### DATA FOR THIS TASK ###
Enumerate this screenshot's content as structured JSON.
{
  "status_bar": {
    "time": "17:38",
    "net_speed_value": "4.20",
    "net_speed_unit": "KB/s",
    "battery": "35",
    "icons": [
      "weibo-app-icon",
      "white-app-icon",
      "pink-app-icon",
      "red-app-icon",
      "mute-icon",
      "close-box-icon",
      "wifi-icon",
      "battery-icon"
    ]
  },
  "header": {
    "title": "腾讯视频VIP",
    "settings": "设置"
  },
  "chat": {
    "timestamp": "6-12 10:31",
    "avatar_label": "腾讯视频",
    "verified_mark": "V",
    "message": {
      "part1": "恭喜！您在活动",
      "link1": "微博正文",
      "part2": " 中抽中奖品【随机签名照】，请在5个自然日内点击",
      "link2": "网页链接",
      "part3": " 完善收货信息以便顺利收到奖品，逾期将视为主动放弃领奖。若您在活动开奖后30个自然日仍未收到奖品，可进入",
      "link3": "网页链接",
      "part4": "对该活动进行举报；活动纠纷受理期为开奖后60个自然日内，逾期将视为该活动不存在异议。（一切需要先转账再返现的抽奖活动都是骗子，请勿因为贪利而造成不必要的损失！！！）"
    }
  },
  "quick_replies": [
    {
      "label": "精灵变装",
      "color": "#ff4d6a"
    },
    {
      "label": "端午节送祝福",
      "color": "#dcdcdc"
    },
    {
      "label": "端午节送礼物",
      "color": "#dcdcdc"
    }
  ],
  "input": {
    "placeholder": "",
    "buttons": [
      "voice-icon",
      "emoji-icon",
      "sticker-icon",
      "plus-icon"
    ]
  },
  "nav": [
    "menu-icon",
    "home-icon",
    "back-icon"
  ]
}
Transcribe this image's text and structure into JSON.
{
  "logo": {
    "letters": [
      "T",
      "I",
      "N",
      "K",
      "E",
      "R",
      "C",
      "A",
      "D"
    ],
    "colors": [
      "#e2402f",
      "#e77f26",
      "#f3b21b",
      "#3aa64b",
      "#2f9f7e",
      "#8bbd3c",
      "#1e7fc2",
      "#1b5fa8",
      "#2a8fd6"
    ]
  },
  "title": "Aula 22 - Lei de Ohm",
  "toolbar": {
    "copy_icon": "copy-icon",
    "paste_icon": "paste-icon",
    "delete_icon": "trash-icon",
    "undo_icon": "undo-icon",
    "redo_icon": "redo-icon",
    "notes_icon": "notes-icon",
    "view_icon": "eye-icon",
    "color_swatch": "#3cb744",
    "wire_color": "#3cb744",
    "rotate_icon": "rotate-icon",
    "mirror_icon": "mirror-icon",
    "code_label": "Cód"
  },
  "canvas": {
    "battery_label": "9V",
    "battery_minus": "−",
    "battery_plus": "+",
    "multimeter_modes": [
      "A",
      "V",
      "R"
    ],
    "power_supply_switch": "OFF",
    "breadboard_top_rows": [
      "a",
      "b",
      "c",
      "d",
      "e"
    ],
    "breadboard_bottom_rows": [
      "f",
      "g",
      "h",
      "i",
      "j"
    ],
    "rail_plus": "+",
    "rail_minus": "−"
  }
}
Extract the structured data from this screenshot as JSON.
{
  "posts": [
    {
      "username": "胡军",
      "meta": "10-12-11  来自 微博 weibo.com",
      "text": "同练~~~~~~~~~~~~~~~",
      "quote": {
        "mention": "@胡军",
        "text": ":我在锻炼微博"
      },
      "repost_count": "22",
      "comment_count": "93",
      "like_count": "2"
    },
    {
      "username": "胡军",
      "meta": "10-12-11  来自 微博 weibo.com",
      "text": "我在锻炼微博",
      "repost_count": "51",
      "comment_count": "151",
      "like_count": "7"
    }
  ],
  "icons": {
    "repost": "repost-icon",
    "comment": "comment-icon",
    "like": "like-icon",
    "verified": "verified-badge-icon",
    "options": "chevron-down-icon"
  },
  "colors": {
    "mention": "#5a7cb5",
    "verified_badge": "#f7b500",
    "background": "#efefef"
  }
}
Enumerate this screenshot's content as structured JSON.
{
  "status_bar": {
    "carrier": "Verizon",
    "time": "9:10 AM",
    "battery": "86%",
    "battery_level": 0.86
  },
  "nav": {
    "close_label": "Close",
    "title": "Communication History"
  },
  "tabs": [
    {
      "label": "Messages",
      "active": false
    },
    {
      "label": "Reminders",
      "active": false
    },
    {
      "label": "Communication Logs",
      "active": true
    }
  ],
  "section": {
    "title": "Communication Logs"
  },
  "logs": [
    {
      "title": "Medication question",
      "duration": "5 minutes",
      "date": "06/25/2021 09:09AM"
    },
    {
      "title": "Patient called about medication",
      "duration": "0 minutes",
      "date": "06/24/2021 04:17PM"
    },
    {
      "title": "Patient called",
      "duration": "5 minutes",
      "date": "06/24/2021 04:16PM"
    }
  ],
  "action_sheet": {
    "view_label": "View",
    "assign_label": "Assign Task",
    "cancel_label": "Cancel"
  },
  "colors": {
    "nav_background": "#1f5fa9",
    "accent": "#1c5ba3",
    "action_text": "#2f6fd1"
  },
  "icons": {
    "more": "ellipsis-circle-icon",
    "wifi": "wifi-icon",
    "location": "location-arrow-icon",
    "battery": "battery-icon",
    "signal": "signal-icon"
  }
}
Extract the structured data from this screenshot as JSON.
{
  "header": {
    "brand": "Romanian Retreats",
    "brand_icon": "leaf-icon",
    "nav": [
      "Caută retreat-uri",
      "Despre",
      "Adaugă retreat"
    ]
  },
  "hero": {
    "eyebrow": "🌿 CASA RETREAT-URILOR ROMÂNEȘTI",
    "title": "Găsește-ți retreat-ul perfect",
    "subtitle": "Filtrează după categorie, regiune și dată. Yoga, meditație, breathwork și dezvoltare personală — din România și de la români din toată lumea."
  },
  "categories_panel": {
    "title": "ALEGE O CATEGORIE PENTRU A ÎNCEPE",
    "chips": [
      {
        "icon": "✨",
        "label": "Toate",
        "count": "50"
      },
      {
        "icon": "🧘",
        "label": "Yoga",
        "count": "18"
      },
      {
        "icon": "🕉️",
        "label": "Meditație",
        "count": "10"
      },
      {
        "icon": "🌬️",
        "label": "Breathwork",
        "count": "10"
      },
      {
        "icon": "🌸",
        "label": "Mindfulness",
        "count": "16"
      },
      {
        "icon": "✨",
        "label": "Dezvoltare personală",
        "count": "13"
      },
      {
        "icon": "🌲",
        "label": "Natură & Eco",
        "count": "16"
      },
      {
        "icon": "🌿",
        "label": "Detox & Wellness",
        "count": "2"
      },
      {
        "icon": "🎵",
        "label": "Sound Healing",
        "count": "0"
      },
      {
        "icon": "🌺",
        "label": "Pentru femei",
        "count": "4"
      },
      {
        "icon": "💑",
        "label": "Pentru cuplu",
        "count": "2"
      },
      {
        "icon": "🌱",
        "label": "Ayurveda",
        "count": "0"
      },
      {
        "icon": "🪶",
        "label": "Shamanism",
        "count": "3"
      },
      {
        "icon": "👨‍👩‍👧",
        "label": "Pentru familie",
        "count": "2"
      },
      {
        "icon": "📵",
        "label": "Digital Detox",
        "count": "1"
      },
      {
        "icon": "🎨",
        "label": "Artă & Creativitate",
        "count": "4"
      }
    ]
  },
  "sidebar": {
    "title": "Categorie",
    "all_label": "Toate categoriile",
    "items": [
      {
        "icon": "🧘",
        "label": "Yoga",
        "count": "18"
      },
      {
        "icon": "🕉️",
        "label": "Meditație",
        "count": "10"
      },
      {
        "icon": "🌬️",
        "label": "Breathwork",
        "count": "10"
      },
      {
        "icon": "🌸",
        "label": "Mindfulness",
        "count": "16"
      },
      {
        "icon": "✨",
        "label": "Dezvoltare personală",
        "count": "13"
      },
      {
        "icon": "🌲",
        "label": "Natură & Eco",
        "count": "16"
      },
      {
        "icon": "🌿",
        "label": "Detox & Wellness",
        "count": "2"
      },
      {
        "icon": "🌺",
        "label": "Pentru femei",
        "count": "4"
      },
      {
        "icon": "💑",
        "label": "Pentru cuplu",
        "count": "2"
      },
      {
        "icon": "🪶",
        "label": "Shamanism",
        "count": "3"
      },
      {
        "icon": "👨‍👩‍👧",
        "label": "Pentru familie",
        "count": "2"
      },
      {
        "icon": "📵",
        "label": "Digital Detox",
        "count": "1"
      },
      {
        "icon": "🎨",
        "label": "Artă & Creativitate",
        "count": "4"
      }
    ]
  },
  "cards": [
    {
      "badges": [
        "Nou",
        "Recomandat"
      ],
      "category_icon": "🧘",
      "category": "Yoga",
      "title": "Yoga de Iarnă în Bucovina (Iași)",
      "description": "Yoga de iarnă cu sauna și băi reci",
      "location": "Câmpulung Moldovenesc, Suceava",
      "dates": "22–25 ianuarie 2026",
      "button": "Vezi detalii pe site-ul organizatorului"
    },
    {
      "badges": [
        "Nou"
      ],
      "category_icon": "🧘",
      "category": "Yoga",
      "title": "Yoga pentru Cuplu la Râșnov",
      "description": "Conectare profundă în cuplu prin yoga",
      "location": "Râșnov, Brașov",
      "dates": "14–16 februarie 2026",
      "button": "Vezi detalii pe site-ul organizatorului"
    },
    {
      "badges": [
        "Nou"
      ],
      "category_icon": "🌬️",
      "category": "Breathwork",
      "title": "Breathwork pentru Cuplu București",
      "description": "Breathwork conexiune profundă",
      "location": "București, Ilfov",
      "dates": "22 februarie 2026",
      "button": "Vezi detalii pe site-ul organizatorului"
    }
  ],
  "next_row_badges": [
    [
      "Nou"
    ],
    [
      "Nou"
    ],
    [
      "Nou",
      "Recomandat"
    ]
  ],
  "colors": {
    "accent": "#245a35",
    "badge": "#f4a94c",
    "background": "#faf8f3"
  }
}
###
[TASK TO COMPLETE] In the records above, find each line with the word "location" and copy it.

[RESULT OF THE TASK]
    "location": "location-arrow-icon",
      "location": "Câmpulung Moldovenesc, Suceava",
      "location": "Râșnov, Brașov",
      "location": "București, Ilfov",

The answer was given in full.